Branson, Bezos flights usher in era of space tourism
Richard Branson is going to space Sunday. If all goes according to plan, Virgin Galactic’s Unity 22 mission will put the mogul outside the earth’s atmosphere a matter of days before rival Jeff Bezos makes it with his company Blue Origin. And they’ll both beat SpaceX’s Elon Musk. The era of billionaires in space is upon us. But if you ask Branson, it’s not a race, even though he’s specifically going into suborbit the same month as Bezos.
“It’s honestly not a race,” Branson told Reuters this week. “If it’s a race, it’s a race to produce wonderful spaceships that can make many more people be able to access space. And I think that’s both of our aims.”
Both men aim to open space tourism. Virgin Galactic, which has more than 600 bookings at $250,000 per person, plans a couple more test flights this year before welcoming paying customers to space in 2022. Branson hopes to eventually cut ticket prices to $40,000.
Bezos’ July 20 flight will be something of a retirement present to himself, coming just two weeks after he stepped down as Amazon CEO, though he will still be very much involved in operations.
“Ever since I was five years old, I’ve dreamed of traveling to space,” Bezos, 57, said in an Instagram post last month. “On July 20th, I will take that journey with my brother.

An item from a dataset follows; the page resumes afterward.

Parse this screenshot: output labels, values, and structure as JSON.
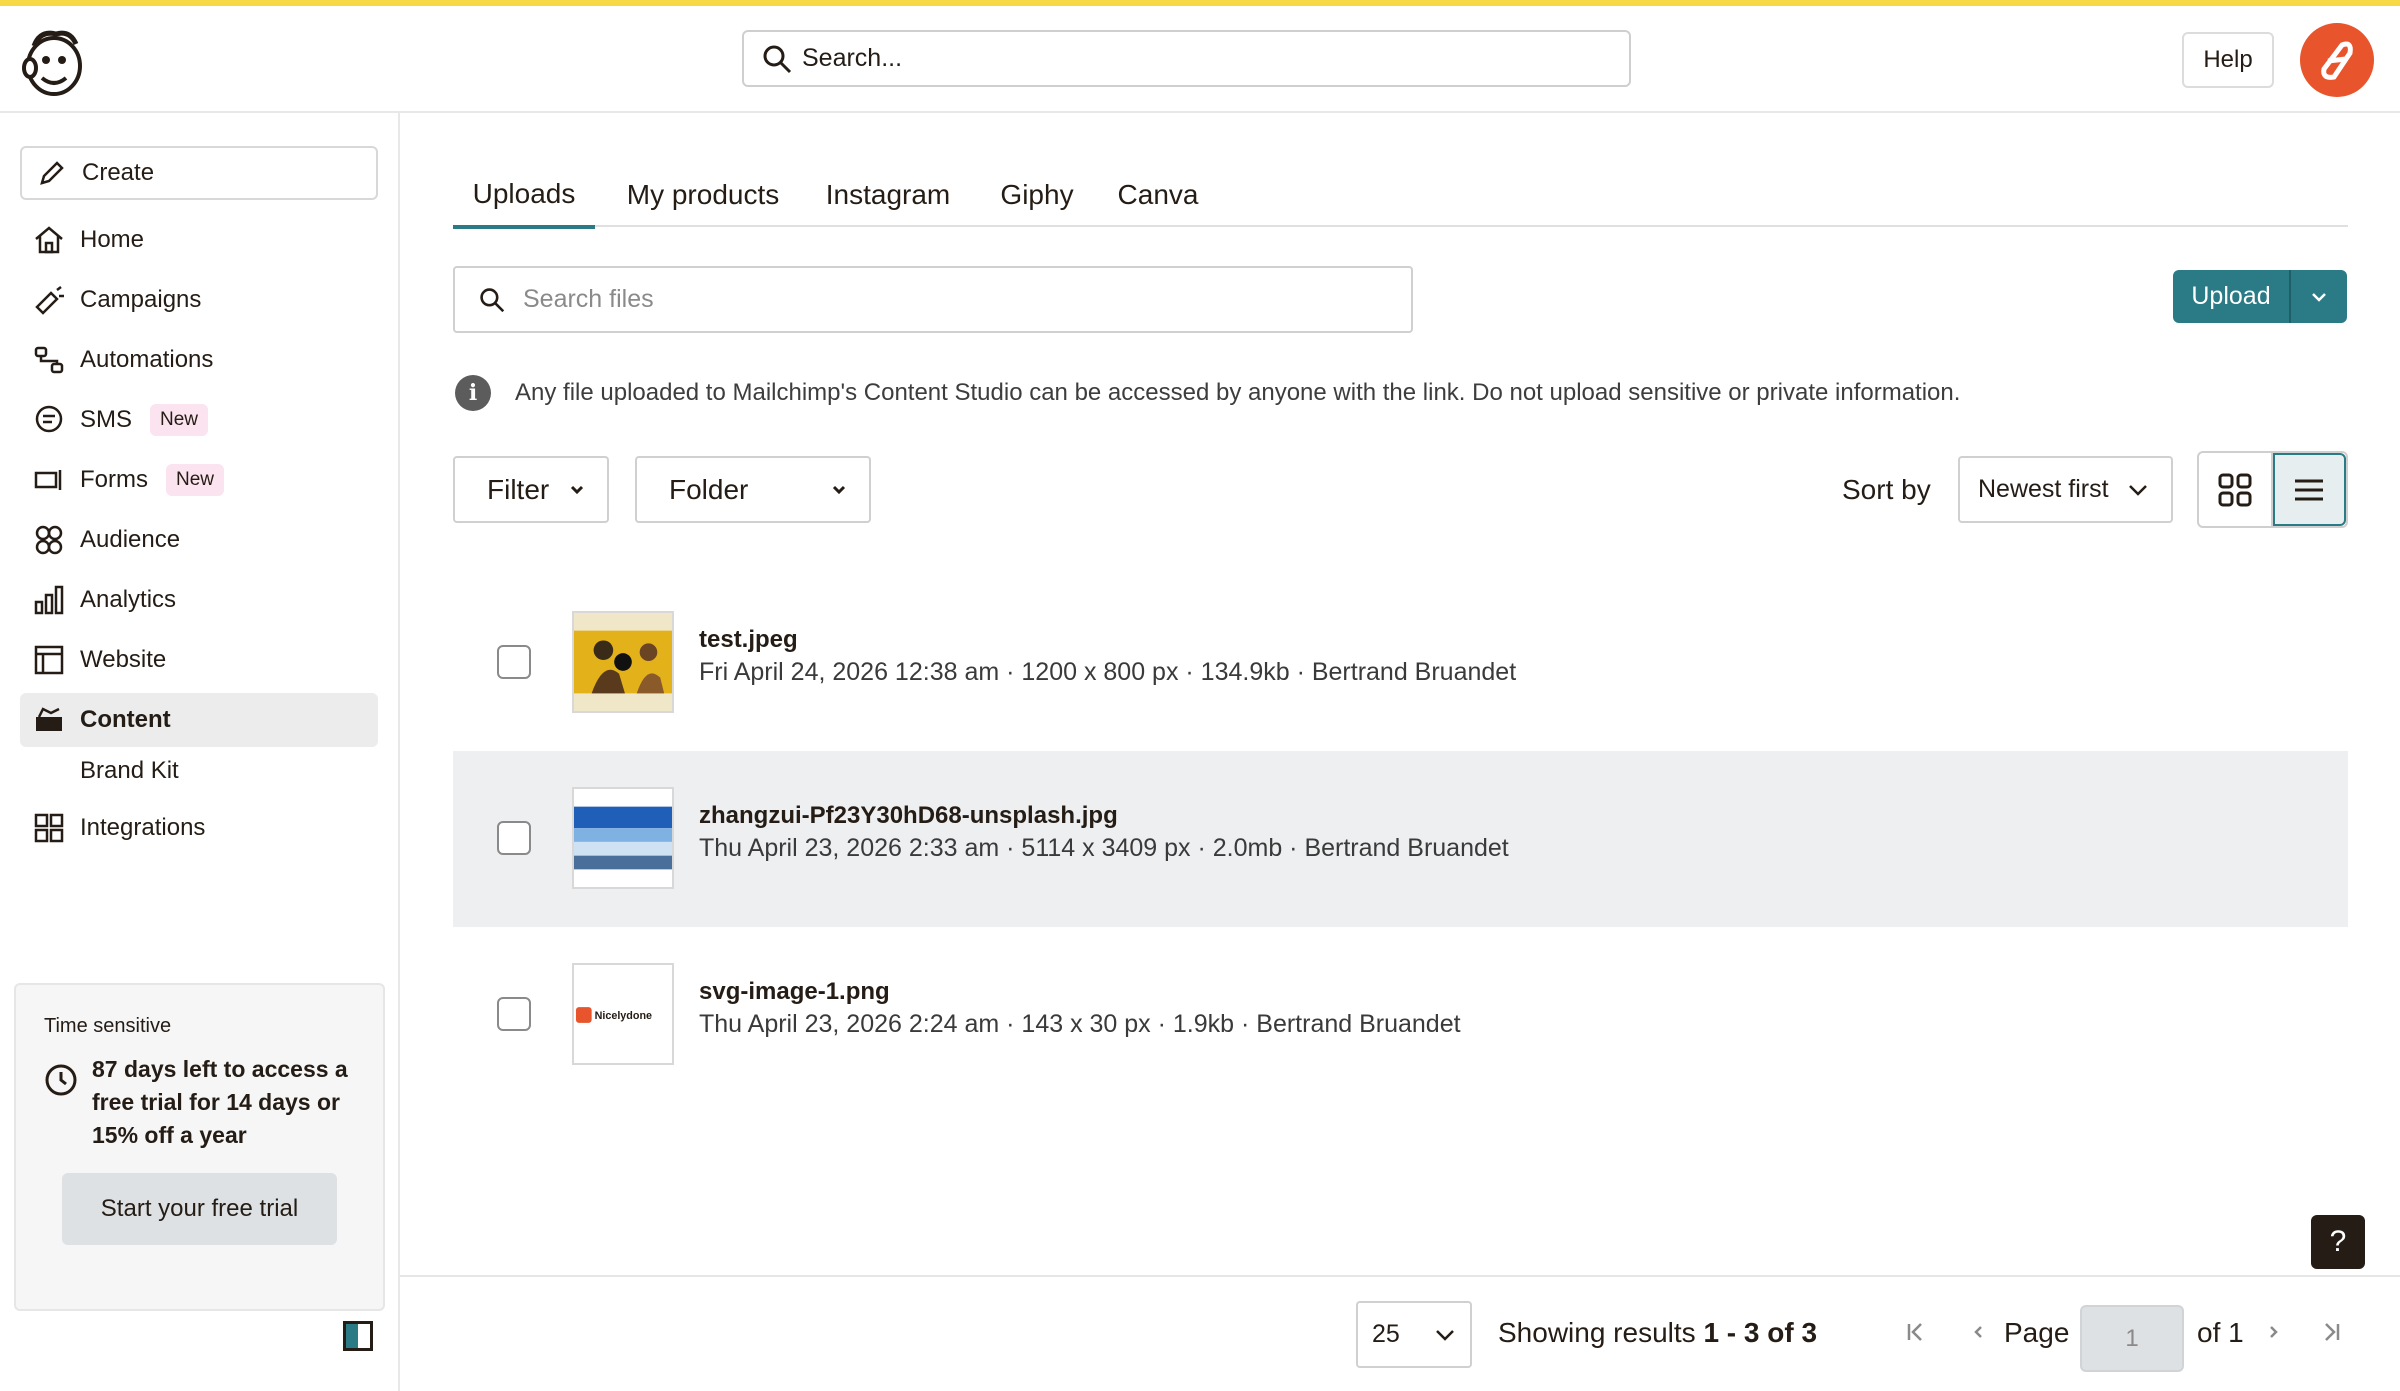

The greatest adventure, with my best friend.”
Blue Origin has not announced prices for space tourism flights, but they are certainly in the works. The company will also transport cargo to space, as will SpaceX. They have also been rivals in a bid to help NASA put humans back on the moon by 2024.
Musk, surprisingly, hasn’t made much mention of an upcoming space flight for himself, and beyond space tourism, SpaceX has its sights set on colonizing Mars. SpaceX has sold some spots on flights to the International Space Station through intermediaries.
Although it’s been in the works for years, it’s still truly remarkable to see space tourism become a real thing.